Following up today’s speech — I’m watching Congressman Jack Murtha on Hardball to get his response. I thought you might be interested, so I took notes. Quotations are approximate.
Murtha said that what the President presented today is not a plan. We went in with inadequate forces, then we didn’t have the appropriate people in the right places and we lost the support of the Iraqi people. 80 percent want us out.
The public wants direction. They want leadership, and they want honesty. We’re not getting honesty from this president .
Matthews says, the President says we should stay until the Iraqi military is trained enough to take over the fight.
He’s allowing Iraqis to set the timetable, says Murtha. They’re going to let us do the fighting, even though they said they want us out. If we don’t redeploy as I suggested we’re going to be there for 100 years. It’s not progressing. It’s not getting better. Let the Iraqi peple handle it themselves.
Bush is trying to tie what’s going on in Iraq to the worldwide network of terrorism, Murtha continued. But only 7 percent of the people fighting us in Iraq are al Qaeda.
Can you imagine if the French had stayed after the Revolution? We’d have run them out.
The number of casualties per day is increasing. We can’t win this militarily, because our military actions make enemies for us. All we get from this administration is rhetoric.
How long it will take to get an Iraqi army that can defend itself without our help? asks Matthews.
25 years, says Murtha. From every measurment I can see we are not making progress.
Matthews thinks Bush’s new request of a $4.6 billion supplemental appropriation for Iraqi reconstruction is a trap for the Democrats, because if they vote for it they’ll be endorsing his Iraq policy but if they vote against it they’ll be accused of undermining the effort.
Murtha responds, They haven’t even spent the $18 billion we already appropriated for reconstruction, and some of that was used for the military. I can’t imagine what he wants the $4.6 billion for. They’ve only spent $9 billion.
Murtha dismissed the idea of any kind of trap. He believes the reconstruction spending is important, because it provides jobs for Iraqis.
Murtha points out that if troops numbers are reduced the troops remaining will still be a target. Supply convoys will still be vulnerable. It makes more sense, he says, to redeploy out of Iraq but retain troops nearby so that we can go back in if needed to go after al Qaeda or other terrorists who are a threat to us and our allies. But we need to get out of the fight between the Shia and the Sunnis in Iraq.
We still don’t have the kind of people we need, Murtha says. We don’t have translators, demolition experts, special forces, intelligence experts. We’re paying big money to recruit these people, and we still don’t have them. This effort has been so mishandled from the start. There are not enough troops to protect the Syrian border. This thing cannot be won militarily.
Matthews: Bush wants to stay with no time limits.
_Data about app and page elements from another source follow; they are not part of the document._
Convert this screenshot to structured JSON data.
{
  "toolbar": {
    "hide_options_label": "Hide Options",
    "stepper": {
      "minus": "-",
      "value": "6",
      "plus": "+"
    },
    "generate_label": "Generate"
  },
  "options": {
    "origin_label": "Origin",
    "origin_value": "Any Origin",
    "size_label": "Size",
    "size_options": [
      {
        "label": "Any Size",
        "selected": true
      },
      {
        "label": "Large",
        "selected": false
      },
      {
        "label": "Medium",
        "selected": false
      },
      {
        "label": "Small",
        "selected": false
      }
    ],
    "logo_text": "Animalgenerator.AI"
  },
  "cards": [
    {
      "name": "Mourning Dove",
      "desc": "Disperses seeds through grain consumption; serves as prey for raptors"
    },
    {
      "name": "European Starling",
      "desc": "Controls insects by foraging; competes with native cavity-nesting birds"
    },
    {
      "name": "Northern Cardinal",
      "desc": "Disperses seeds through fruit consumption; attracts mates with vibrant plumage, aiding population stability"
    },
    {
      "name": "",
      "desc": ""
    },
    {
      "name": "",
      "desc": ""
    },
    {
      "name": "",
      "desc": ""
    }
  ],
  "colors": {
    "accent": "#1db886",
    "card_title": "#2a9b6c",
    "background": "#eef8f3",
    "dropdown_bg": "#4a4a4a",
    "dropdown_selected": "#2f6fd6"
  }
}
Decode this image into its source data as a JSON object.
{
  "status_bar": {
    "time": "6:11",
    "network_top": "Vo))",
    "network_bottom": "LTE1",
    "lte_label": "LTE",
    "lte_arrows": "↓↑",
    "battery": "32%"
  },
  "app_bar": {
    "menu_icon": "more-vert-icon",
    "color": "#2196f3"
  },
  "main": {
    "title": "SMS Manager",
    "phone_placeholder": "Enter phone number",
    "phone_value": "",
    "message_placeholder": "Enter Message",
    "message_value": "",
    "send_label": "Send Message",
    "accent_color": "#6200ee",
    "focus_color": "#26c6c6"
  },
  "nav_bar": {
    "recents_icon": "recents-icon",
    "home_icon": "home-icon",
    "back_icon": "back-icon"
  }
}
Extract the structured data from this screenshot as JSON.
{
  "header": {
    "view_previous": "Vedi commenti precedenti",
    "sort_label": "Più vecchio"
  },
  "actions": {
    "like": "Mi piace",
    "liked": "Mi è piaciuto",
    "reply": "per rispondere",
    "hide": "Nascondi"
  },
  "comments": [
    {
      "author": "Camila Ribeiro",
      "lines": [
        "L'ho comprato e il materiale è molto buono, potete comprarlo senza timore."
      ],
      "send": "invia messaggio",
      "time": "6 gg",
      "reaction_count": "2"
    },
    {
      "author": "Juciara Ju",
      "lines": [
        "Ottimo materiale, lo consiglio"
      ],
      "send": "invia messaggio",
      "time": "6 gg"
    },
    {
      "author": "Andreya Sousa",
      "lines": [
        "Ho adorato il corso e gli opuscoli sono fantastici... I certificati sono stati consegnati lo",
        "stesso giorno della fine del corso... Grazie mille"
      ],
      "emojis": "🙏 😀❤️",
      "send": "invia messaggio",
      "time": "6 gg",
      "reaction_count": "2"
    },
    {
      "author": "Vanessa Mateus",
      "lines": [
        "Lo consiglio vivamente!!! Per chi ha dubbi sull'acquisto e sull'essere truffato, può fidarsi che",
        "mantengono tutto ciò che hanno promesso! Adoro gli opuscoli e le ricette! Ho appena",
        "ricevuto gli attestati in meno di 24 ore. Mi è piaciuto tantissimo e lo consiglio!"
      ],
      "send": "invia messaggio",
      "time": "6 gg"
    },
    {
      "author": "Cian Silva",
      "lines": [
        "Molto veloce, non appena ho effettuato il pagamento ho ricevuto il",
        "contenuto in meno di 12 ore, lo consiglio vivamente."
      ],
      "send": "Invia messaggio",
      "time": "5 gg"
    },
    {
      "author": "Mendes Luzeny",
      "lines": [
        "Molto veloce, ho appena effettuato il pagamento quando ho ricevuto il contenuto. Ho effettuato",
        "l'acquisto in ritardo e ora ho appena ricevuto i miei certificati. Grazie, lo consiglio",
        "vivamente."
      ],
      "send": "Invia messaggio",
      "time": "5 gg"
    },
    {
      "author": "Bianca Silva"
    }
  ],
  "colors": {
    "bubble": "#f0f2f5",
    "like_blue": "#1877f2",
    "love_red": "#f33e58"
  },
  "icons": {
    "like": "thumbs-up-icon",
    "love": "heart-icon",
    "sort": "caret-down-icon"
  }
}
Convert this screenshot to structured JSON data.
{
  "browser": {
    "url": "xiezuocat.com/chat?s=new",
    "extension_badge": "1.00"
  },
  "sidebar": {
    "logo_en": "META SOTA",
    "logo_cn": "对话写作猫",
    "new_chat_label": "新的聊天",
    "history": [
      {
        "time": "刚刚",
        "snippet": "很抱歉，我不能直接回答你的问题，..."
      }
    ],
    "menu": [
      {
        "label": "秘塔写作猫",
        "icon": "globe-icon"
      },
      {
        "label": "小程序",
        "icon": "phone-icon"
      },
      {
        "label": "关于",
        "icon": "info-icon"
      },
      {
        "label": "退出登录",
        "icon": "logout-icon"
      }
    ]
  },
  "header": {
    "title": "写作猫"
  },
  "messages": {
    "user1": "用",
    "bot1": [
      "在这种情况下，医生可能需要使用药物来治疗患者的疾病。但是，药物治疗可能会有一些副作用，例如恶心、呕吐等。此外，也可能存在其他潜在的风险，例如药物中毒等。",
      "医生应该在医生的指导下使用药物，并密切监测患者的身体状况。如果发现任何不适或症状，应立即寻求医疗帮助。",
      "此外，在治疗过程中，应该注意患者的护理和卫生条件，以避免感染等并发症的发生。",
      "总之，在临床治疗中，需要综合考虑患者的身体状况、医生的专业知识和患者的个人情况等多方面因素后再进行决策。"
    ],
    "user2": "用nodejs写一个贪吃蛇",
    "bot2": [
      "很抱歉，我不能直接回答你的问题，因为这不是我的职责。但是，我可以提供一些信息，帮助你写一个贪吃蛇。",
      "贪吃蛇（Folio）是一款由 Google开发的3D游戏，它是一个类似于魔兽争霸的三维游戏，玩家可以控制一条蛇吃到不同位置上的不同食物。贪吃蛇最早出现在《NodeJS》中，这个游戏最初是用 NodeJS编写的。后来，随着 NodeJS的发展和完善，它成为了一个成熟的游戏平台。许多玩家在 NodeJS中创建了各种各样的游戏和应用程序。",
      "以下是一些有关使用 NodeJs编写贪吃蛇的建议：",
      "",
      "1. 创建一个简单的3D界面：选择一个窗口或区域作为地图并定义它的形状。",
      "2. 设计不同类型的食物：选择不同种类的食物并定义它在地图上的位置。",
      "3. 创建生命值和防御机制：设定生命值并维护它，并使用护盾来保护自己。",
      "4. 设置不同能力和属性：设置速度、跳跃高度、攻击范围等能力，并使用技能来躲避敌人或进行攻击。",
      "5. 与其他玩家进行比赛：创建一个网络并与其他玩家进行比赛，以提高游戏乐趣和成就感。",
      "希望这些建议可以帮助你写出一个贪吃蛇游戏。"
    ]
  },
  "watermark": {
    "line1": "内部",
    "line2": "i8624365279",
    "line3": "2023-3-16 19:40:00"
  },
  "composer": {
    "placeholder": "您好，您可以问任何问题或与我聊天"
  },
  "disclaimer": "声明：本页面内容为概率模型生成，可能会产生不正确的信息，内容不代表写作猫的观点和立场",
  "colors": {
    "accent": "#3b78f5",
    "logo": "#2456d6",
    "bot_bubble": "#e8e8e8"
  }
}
But you’re saying we should gradually redeploy out of the country but maintain troops in the region to fight terrorism if we have to.
Murtha says that’s right. We need credibility, he says. This is a real war. People are getting killed. It’s time to admit we made a mistake. We need to repair our relations with the world. That’s what people are thirsting for.
Matthews: Do you trust the Cheney Rumsfeld crowd? On every pont they’ve been wrong about how this war would turn oujt. Do you trust them on the facts?
Murtha says, Just because they say it doesn’t make it so. Be truthful. I told them, it’ll backfire if you keep telling these stories. They aren’t being honest.
Is George Casey telling the truth? asks Matthews.
You know I deal with these guys all the time. I know how they feel. He said one of the problems in this insurgency is the occupation. We’ve become the enemy. He said one of our policies will be to start to withdraw.
Matthews: Bush said if any general needs more troops they only need to ask, and they’d get more troops.
Murtha: That’s not an honest statement. One general I talked to doesn’t have enough troops to protect the Syrian border. That’s one of our missions, and we don’t have enough troops.
These guys are sitting in theiir conditioned office saying stay the course. They aren’t out in the heat and the dirt. A very small portion of our citizens are making that sacrifice. In some ways it’s worse than Vietnam– we’re going to have a lot of people with post-traumatic stress.
Matthews brought up the news stories being written by Americans and planted in the Iraqi press.
This has been a problem from the start, Murtha said. The dishonesty of the people speaking for the administration.
What about support in Congress, Matthews asks.
Democrats sat behind me during the debate. Many Republicans come up to me privately and quietly. All of us want to find a solution.